-- EXERCISE --
Across the records below, report how many lines include the word "screenshot", stating the number alone.

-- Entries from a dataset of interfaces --
------------
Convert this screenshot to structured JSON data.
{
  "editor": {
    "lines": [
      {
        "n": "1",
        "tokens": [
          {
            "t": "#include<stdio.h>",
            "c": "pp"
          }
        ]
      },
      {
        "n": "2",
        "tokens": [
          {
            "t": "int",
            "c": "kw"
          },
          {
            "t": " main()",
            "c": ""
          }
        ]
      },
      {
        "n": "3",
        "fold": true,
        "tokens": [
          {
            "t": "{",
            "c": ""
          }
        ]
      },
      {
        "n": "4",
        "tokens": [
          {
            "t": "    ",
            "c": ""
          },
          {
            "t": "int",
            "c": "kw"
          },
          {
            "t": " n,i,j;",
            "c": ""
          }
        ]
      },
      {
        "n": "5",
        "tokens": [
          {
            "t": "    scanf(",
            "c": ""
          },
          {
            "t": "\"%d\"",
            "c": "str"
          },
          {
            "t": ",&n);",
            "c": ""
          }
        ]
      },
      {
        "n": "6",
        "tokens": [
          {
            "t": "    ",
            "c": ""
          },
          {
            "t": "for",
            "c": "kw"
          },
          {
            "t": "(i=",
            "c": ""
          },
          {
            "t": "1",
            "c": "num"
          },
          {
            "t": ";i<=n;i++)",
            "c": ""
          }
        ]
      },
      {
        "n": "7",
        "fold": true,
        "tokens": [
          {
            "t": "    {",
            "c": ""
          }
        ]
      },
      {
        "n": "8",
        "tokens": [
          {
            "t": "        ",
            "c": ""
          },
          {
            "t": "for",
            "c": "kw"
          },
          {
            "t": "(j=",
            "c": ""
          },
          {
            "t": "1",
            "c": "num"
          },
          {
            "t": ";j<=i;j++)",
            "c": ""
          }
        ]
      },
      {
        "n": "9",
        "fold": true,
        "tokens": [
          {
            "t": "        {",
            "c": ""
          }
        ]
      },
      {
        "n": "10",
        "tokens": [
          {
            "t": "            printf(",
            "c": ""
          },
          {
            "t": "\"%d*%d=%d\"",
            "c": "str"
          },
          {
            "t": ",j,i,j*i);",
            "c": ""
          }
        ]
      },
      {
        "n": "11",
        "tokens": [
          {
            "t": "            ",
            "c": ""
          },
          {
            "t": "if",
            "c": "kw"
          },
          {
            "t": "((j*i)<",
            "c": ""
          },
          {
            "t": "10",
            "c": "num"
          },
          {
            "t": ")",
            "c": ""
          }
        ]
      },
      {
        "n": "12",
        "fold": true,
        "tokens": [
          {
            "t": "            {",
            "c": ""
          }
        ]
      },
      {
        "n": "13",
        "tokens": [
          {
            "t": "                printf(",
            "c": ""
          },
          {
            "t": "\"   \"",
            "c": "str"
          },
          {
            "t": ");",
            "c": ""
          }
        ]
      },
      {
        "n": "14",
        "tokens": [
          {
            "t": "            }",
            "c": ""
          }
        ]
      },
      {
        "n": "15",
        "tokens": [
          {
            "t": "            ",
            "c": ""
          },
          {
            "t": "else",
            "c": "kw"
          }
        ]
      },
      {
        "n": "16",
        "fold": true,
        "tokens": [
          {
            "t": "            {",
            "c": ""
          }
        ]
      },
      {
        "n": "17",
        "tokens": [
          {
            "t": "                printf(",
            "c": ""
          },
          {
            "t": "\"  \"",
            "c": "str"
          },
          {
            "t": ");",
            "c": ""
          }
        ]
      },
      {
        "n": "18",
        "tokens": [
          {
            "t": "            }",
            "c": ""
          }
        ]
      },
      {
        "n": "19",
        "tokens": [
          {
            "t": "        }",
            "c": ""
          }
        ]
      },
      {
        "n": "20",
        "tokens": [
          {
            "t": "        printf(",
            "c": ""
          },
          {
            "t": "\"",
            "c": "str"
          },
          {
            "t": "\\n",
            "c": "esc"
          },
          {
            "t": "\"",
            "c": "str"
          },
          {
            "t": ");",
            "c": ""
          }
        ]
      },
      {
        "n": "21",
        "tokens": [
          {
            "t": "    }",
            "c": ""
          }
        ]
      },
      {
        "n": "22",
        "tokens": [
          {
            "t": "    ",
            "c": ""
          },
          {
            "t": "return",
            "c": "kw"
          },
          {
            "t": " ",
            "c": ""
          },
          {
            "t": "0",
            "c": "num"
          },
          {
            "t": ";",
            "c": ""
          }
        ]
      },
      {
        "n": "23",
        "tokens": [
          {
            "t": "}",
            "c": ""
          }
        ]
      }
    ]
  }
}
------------
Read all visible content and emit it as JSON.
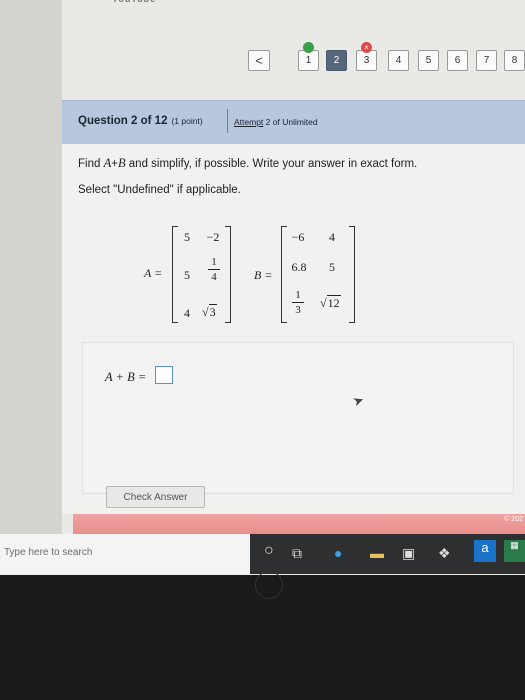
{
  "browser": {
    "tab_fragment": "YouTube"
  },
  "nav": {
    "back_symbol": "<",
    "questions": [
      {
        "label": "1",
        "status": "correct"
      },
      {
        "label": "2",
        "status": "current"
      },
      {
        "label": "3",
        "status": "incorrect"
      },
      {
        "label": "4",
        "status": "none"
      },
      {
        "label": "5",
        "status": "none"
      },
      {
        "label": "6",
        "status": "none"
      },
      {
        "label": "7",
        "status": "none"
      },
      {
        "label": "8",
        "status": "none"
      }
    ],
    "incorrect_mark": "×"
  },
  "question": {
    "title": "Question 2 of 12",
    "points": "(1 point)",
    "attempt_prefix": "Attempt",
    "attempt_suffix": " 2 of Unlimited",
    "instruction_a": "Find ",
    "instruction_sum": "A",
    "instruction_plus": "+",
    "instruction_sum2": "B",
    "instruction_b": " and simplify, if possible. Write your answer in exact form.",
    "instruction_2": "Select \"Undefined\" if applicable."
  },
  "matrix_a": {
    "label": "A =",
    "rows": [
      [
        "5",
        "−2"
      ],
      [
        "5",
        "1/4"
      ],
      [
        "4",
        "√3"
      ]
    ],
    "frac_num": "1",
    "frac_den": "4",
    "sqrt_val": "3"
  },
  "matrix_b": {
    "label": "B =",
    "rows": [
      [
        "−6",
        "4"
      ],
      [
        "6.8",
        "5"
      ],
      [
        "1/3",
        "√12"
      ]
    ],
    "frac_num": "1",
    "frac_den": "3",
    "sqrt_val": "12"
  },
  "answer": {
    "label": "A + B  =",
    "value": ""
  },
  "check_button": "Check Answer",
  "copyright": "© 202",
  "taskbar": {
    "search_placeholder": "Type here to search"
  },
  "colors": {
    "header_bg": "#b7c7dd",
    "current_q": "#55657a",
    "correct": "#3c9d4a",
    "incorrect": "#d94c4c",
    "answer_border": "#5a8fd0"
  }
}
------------
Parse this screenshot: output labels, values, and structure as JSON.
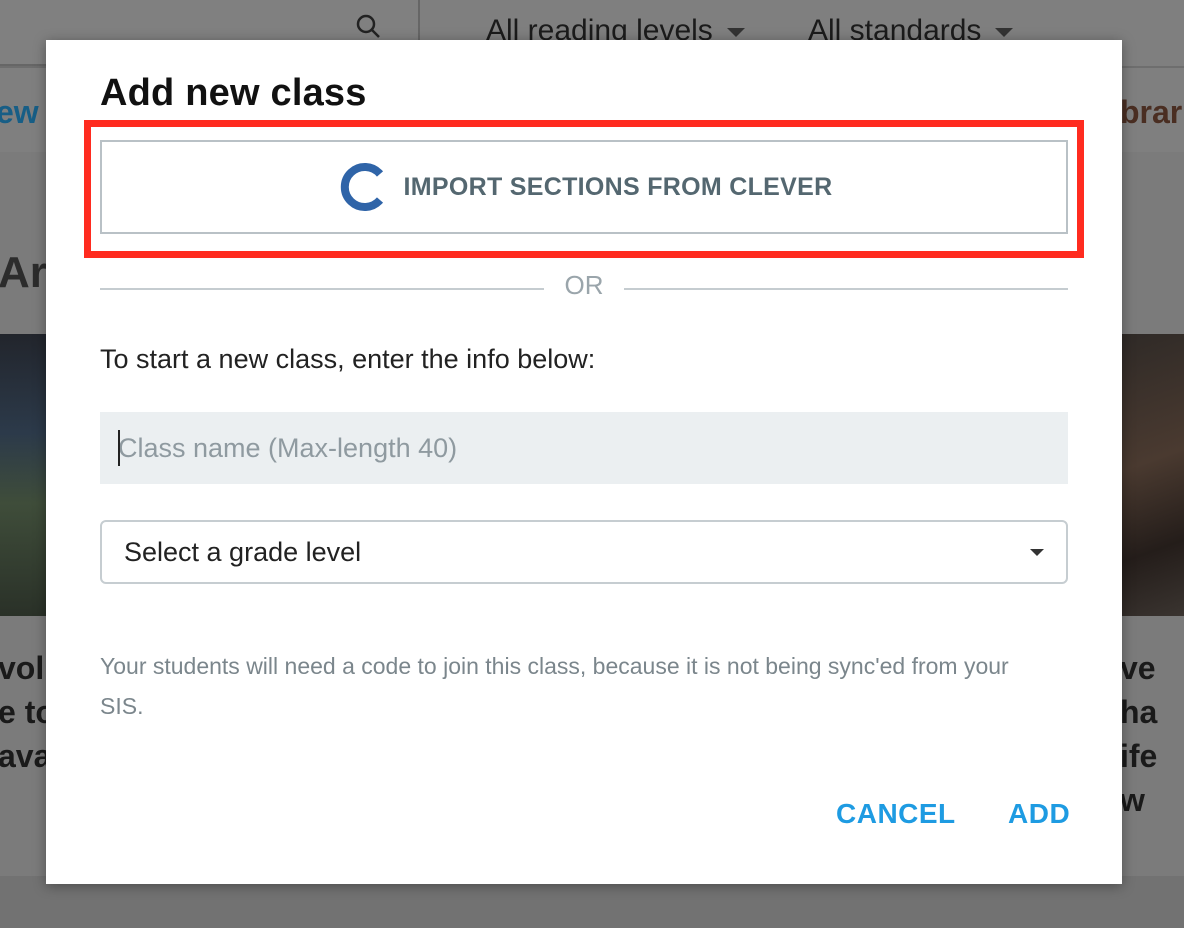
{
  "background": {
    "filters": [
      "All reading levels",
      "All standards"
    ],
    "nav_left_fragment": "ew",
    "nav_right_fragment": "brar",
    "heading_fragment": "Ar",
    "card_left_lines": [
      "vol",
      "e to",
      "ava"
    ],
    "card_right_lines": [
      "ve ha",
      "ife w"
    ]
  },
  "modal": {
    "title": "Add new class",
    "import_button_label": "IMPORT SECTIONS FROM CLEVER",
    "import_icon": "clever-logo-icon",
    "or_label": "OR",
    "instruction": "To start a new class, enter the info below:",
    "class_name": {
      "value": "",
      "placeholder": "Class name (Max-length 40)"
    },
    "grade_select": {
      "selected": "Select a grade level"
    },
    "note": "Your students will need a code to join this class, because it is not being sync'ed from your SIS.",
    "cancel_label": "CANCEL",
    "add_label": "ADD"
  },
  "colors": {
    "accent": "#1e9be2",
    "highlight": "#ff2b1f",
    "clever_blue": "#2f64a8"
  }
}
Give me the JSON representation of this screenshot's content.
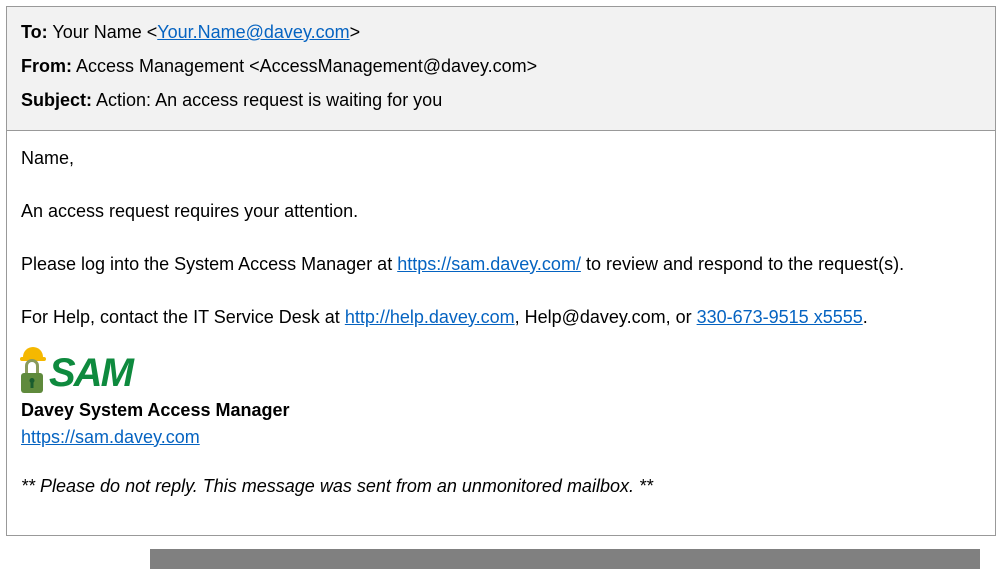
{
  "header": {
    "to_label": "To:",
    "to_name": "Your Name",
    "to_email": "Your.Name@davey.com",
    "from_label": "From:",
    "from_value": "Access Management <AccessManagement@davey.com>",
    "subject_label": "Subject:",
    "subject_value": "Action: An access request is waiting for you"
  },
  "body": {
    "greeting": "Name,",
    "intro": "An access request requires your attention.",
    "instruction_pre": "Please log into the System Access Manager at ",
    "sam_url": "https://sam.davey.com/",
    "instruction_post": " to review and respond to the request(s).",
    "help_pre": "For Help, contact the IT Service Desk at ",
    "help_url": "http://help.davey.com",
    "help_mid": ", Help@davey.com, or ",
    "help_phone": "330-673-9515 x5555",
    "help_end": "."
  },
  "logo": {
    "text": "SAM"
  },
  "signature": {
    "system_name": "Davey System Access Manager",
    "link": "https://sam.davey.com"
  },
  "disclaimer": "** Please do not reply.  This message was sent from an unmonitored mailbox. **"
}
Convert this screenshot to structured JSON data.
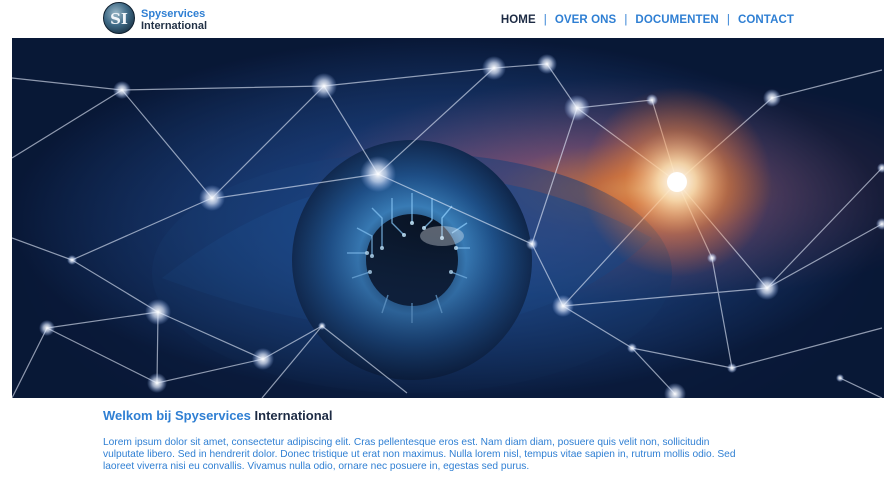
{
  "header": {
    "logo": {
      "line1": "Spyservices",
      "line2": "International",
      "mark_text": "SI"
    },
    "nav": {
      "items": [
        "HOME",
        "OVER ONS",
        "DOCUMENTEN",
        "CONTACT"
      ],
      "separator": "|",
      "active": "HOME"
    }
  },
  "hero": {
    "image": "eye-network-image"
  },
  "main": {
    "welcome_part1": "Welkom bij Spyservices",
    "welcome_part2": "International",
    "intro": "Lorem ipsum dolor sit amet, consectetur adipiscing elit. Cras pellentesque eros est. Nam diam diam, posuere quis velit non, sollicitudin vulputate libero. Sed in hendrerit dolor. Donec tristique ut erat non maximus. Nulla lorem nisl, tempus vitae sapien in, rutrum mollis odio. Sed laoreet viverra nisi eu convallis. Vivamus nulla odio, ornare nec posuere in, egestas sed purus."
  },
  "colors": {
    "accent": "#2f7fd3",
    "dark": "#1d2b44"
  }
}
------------
-- RESULT FOR THIS EXERCISE --
4